An image-free, word-for-word version of the records below is to be returned.

::: Dataset records :::

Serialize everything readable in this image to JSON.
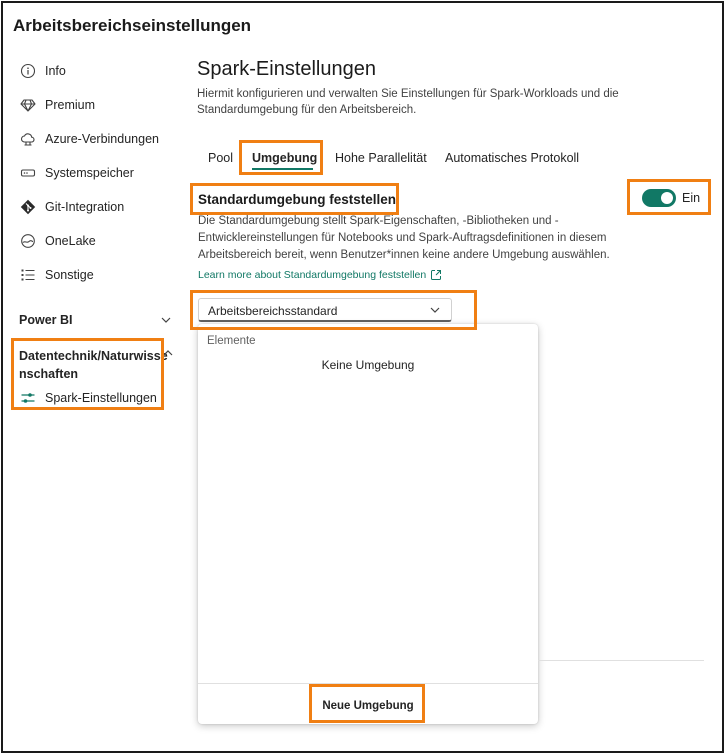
{
  "window": {
    "title": "Arbeitsbereichseinstellungen"
  },
  "sidebar": {
    "items": [
      {
        "label": "Info",
        "icon": "info-icon"
      },
      {
        "label": "Premium",
        "icon": "diamond-icon"
      },
      {
        "label": "Azure-Verbindungen",
        "icon": "cloud-link-icon"
      },
      {
        "label": "Systemspeicher",
        "icon": "storage-icon"
      },
      {
        "label": "Git-Integration",
        "icon": "git-icon"
      },
      {
        "label": "OneLake",
        "icon": "onelake-icon"
      },
      {
        "label": "Sonstige",
        "icon": "list-icon"
      }
    ],
    "sections": [
      {
        "label": "Power BI",
        "expanded": false
      },
      {
        "label": "Datentechnik/Naturwissenschaften",
        "line1": "Datentechnik/Naturwisse",
        "line2": "nschaften",
        "expanded": true,
        "children": [
          {
            "label": "Spark-Einstellungen",
            "icon": "sliders-icon"
          }
        ]
      }
    ]
  },
  "main": {
    "title": "Spark-Einstellungen",
    "description": "Hiermit konfigurieren und verwalten Sie Einstellungen für Spark-Workloads und die Standardumgebung für den Arbeitsbereich.",
    "tabs": [
      {
        "label": "Pool",
        "active": false
      },
      {
        "label": "Umgebung",
        "active": true
      },
      {
        "label": "Hohe Parallelität",
        "active": false
      },
      {
        "label": "Automatisches Protokoll",
        "active": false
      }
    ],
    "env_section": {
      "label": "Standardumgebung feststellen",
      "toggle_state": "Ein",
      "toggle_on": true,
      "description": "Die Standardumgebung stellt Spark-Eigenschaften, -Bibliotheken und -Entwicklereinstellungen für Notebooks und Spark-Auftragsdefinitionen in diesem Arbeitsbereich bereit, wenn Benutzer*innen keine andere Umgebung auswählen.",
      "learn_more": "Learn more about Standardumgebung feststellen"
    },
    "dropdown": {
      "selected": "Arbeitsbereichsstandard",
      "list_header": "Elemente",
      "options": [
        "Keine Umgebung"
      ],
      "new_button": "Neue Umgebung"
    }
  },
  "colors": {
    "accent": "#117865",
    "highlight": "#f07f13"
  }
}
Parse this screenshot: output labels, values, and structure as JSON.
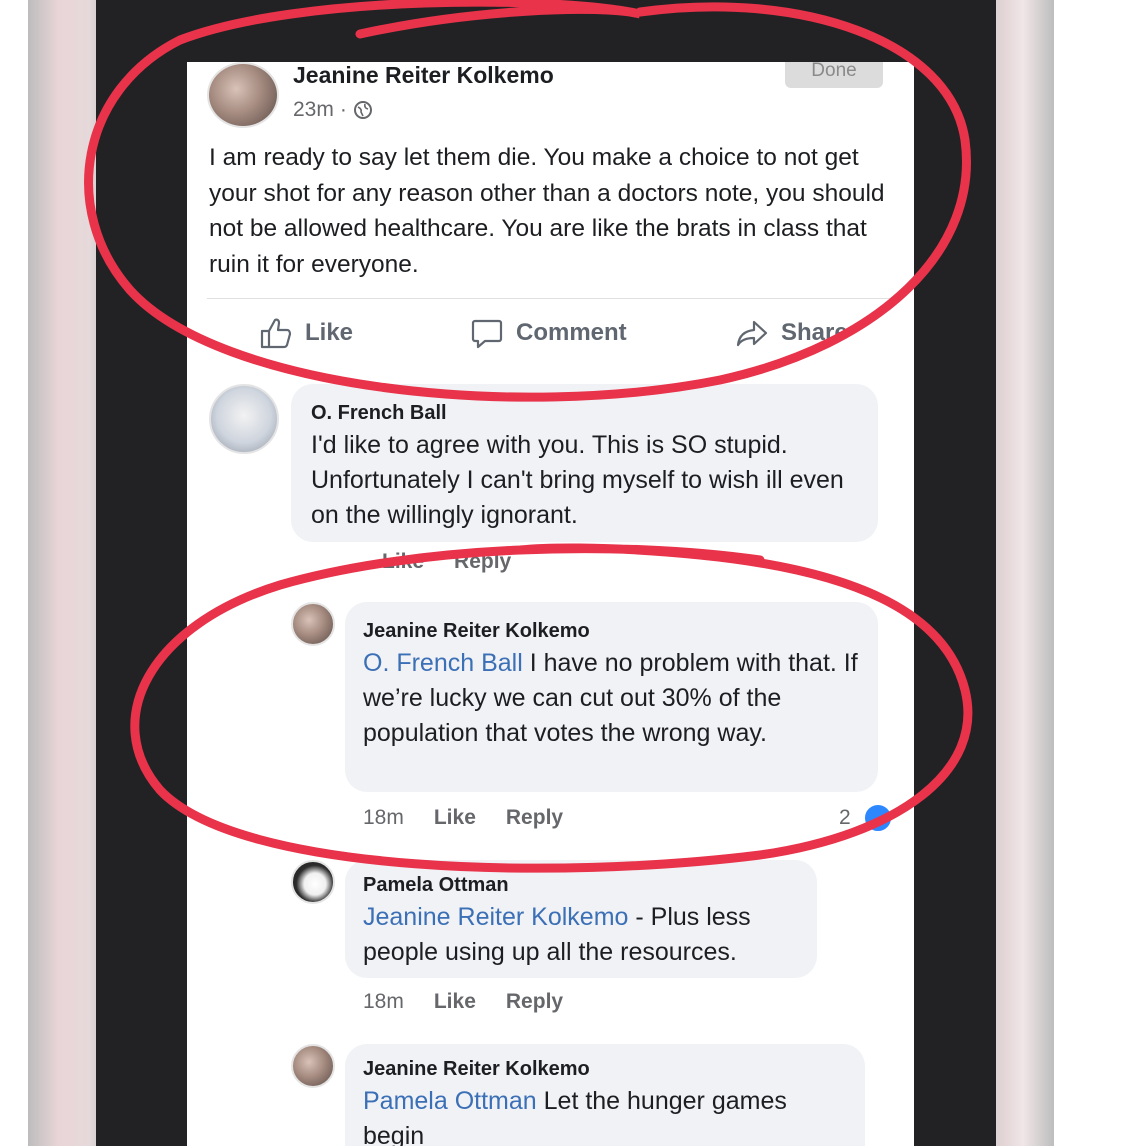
{
  "post": {
    "author": "Jeanine Reiter Kolkemo",
    "time": "23m",
    "separator": "·",
    "done_label": "Done",
    "text": "I am ready to say let them die.  You make a choice to not get your shot for any reason other than a doctors note, you should not be allowed healthcare. You are like the brats in class that ruin it for everyone.",
    "actions": {
      "like": "Like",
      "comment": "Comment",
      "share": "Share"
    }
  },
  "comments": [
    {
      "author": "O. French Ball",
      "text": "I'd like to agree with you. This is SO stupid. Unfortunately I can't bring myself to wish ill even on the willingly ignorant.",
      "like": "Like",
      "reply": "Reply"
    },
    {
      "author": "Jeanine Reiter Kolkemo",
      "mention": "O. French Ball",
      "text": " I have no problem with that. If we’re lucky we can cut out 30% of the population that votes the wrong way.",
      "time": "18m",
      "like": "Like",
      "reply": "Reply",
      "reaction_count": "2"
    },
    {
      "author": "Pamela Ottman",
      "mention": "Jeanine Reiter Kolkemo",
      "text": " - Plus less people using up all the resources.",
      "time": "18m",
      "like": "Like",
      "reply": "Reply"
    },
    {
      "author": "Jeanine Reiter Kolkemo",
      "mention": "Pamela Ottman",
      "text": " Let the hunger games begin"
    }
  ],
  "colors": {
    "annotation_red": "#e8334a",
    "mention_blue": "#3b6fb6",
    "bubble_gray": "#f0f2f5"
  }
}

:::

Result for this exercise —
Serialize everything readable in this image to JSON.
{
  "window": {
    "title": "Arbeitsbereichseinstellungen"
  },
  "sidebar": {
    "items": [
      {
        "label": "Info",
        "icon": "info-icon"
      },
      {
        "label": "Premium",
        "icon": "diamond-icon"
      },
      {
        "label": "Azure-Verbindungen",
        "icon": "cloud-link-icon"
      },
      {
        "label": "Systemspeicher",
        "icon": "storage-icon"
      },
      {
        "label": "Git-Integration",
        "icon": "git-icon"
      },
      {
        "label": "OneLake",
        "icon": "onelake-icon"
      },
      {
        "label": "Sonstige",
        "icon": "list-icon"
      }
    ],
    "sections": [
      {
        "label": "Power BI",
        "expanded": false
      },
      {
        "label": "Datentechnik/Naturwissenschaften",
        "line1": "Datentechnik/Naturwisse",
        "line2": "nschaften",
        "expanded": true,
        "children": [
          {
            "label": "Spark-Einstellungen",
            "icon": "sliders-icon"
          }
        ]
      }
    ]
  },
  "main": {
    "title": "Spark-Einstellungen",
    "description": "Hiermit konfigurieren und verwalten Sie Einstellungen für Spark-Workloads und die Standardumgebung für den Arbeitsbereich.",
    "tabs": [
      {
        "label": "Pool",
        "active": false
      },
      {
        "label": "Umgebung",
        "active": true
      },
      {
        "label": "Hohe Parallelität",
        "active": false
      },
      {
        "label": "Automatisches Protokoll",
        "active": false
      }
    ],
    "env_section": {
      "label": "Standardumgebung feststellen",
      "toggle_state": "Ein",
      "toggle_on": true,
      "description": "Die Standardumgebung stellt Spark-Eigenschaften, -Bibliotheken und -Entwicklereinstellungen für Notebooks und Spark-Auftragsdefinitionen in diesem Arbeitsbereich bereit, wenn Benutzer*innen keine andere Umgebung auswählen.",
      "learn_more": "Learn more about Standardumgebung feststellen"
    },
    "dropdown": {
      "selected": "Arbeitsbereichsstandard",
      "list_header": "Elemente",
      "options": [
        "Keine Umgebung"
      ],
      "new_button": "Neue Umgebung"
    }
  },
  "colors": {
    "accent": "#117865",
    "highlight": "#f07f13"
  }
}
Parse this screenshot: output labels, values, and structure as JSON.
{
  "post": {
    "author": "Jeanine Reiter Kolkemo",
    "time": "23m",
    "separator": "·",
    "done_label": "Done",
    "text": "I am ready to say let them die.  You make a choice to not get your shot for any reason other than a doctors note, you should not be allowed healthcare. You are like the brats in class that ruin it for everyone.",
    "actions": {
      "like": "Like",
      "comment": "Comment",
      "share": "Share"
    }
  },
  "comments": [
    {
      "author": "O. French Ball",
      "text": "I'd like to agree with you. This is SO stupid. Unfortunately I can't bring myself to wish ill even on the willingly ignorant.",
      "like": "Like",
      "reply": "Reply"
    },
    {
      "author": "Jeanine Reiter Kolkemo",
      "mention": "O. French Ball",
      "text": " I have no problem with that. If we’re lucky we can cut out 30% of the population that votes the wrong way.",
      "time": "18m",
      "like": "Like",
      "reply": "Reply",
      "reaction_count": "2"
    },
    {
      "author": "Pamela Ottman",
      "mention": "Jeanine Reiter Kolkemo",
      "text": " - Plus less people using up all the resources.",
      "time": "18m",
      "like": "Like",
      "reply": "Reply"
    },
    {
      "author": "Jeanine Reiter Kolkemo",
      "mention": "Pamela Ottman",
      "text": " Let the hunger games begin"
    }
  ],
  "colors": {
    "annotation_red": "#e8334a",
    "mention_blue": "#3b6fb6",
    "bubble_gray": "#f0f2f5"
  }
}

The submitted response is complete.